I wish to first acknowledge and thank all members of the parliament who have made a contribution to this debate. I particularly acknowledge the considerable work of the Hon. Stephen Wade in the other place, who has supervised the passage of the bill through the Legislative Council, and, indeed, a number of the members on all sides of the parliament in that place, in a political sense, who undertook quite a lot of work in the development of what is ultimately before us in the bill.
The stakeholders who have been consulted over a period of time have been extensive and they have not always agreed with what is being proposed. I think of somebody like Michael White, the Executive Director of the South Australian Network of Drug and Alcohol Services (SANDAS), a leading body in relation to treatments and services available to support people with drug and alcohol issues. His view was very clear: he did not think that mandatory treatment in any way was acceptable. I think in our discussions he was able to present his basis for that and, by the same token, say that if it comes in he would like to be consulted about the model of care that would be developed to support this. These are the mature contributions, even when they do not agree with us, that we have valued.
Judge Eldridge, the Chief Judge and head of the Youth Court in South Australia and also chair of the equivalent of the parole board for children in South Australia, is someone of vast experience who has to deal with children either in a child protection manner or in relation to criminal aspects. This brings her front and centre with the problem and the devastating legacies of addiction, particularly those where the family has failed to protect children and where the children themselves may then have entered into conduct that is illegal. Frances Nelson QC has also provided wise counsel in relation to this as a leading criminal practitioner in this state and chair of the South Australian Parole Board.
Both have been clear in their support of the advance of this model, being a mandatory process via a health model. It is one which does, as I think other speakers have made clear, balance the need to protect our children and reverse the dereliction of duty of this parliament—indeed, leadership in the community at all—to have allowed our children to get to a state where we have ice addiction that we are now all so familiar with, but it predates that particular popular drug.

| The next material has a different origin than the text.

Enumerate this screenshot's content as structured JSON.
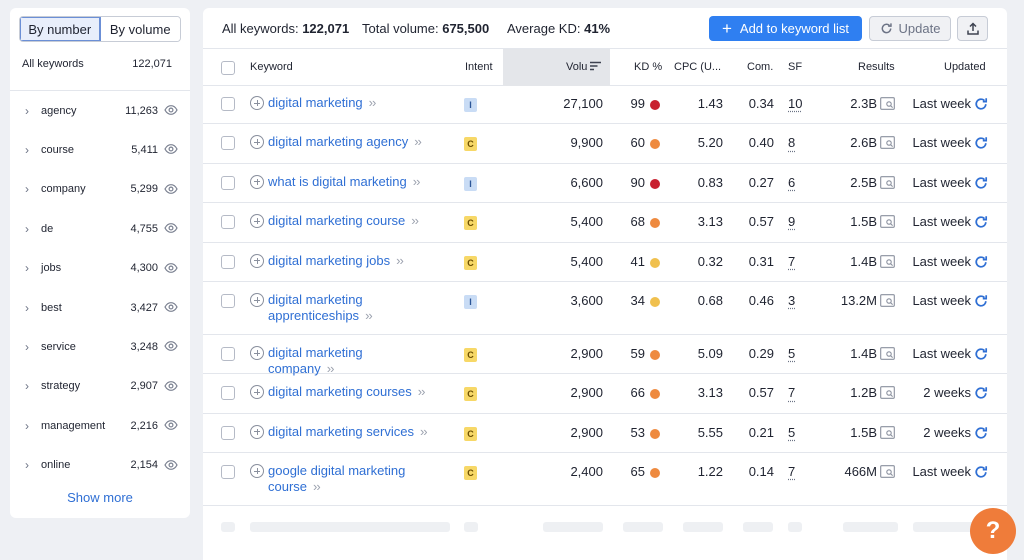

This has been going on for a long time, certainly in the time I have been in the parliament.
I have been amazed at the diversity and number of people who have come to me—and I think I would share this with a number of members in the parliament—from all walks of life, from different backgrounds, who have been pleading with us to do something to protect children in these circumstances. Very often they are desperate parents, puzzled in many ways as to how the situation has got so bad for their child, but they are begging for somebody to do something to protect them because they see their son or daughter spiralling into a circumstance that is unsafe and completely unsatisfactory.
So we understand why we are here. The model has been teased out and developed and, in fact, enhanced in the other place. As I say, I welcome the contribution from the crossbench and from others in the debates there. To the people of South Australia I would like to say that it has been a long time since I issued a private member's bill in a similar format, which was dismissed by the parliament in 2017, obviously being voted down by the majority numbers of the Labor Party who, of course, were in government at that time.
I respect the decision of the parliament at that time, but I make the point that this is not an issue that is going to go away. We did make a commitment to progress it. We have had a considerable diverse contribution to its development and that has continued during the year or so during which this matter has been debated in this parliament.
We are getting to a stage where I foreshadow there will be some amendments in committee and some to tidy up. Some aspects have become clear now as a result of decisions that were made in the Legislative Council, but that does not in any way undermine the fact that some tidying-up amendments need to be made because subsequent amendments up there have made some of the sections superfluous. Wiser people than me have looked through the bill as it has come out of the considerable debates in the other place and identified some things that we need to tidy up if we are going to progress this, and I certainly hope the parliament is going to be in step with us on this side of the house to ensure that its passage is secure.
With that, I am happy to move to committee. I note that the opposition have foreshadowed two amendments that I have seen. Obviously, we will listen to the view in relation to those. One of those appears to be a variation of what had been previously put in the Legislative Council, so I will look at that as we progress. I thank all members. I just say to the people of South Australia that if this bill is able to pass this parliament and receive assent to the amendments that are being proposed here, we will have done something, finally, to help children, and the bill will be able to commence to provide a service to children who are already detained in youth centres.
We will continue to work with the model and how we might provide a service in the community for those other children but in a mandatory environment. So I thank all members and ask that the bill be now read a second time.
Bill read a second time.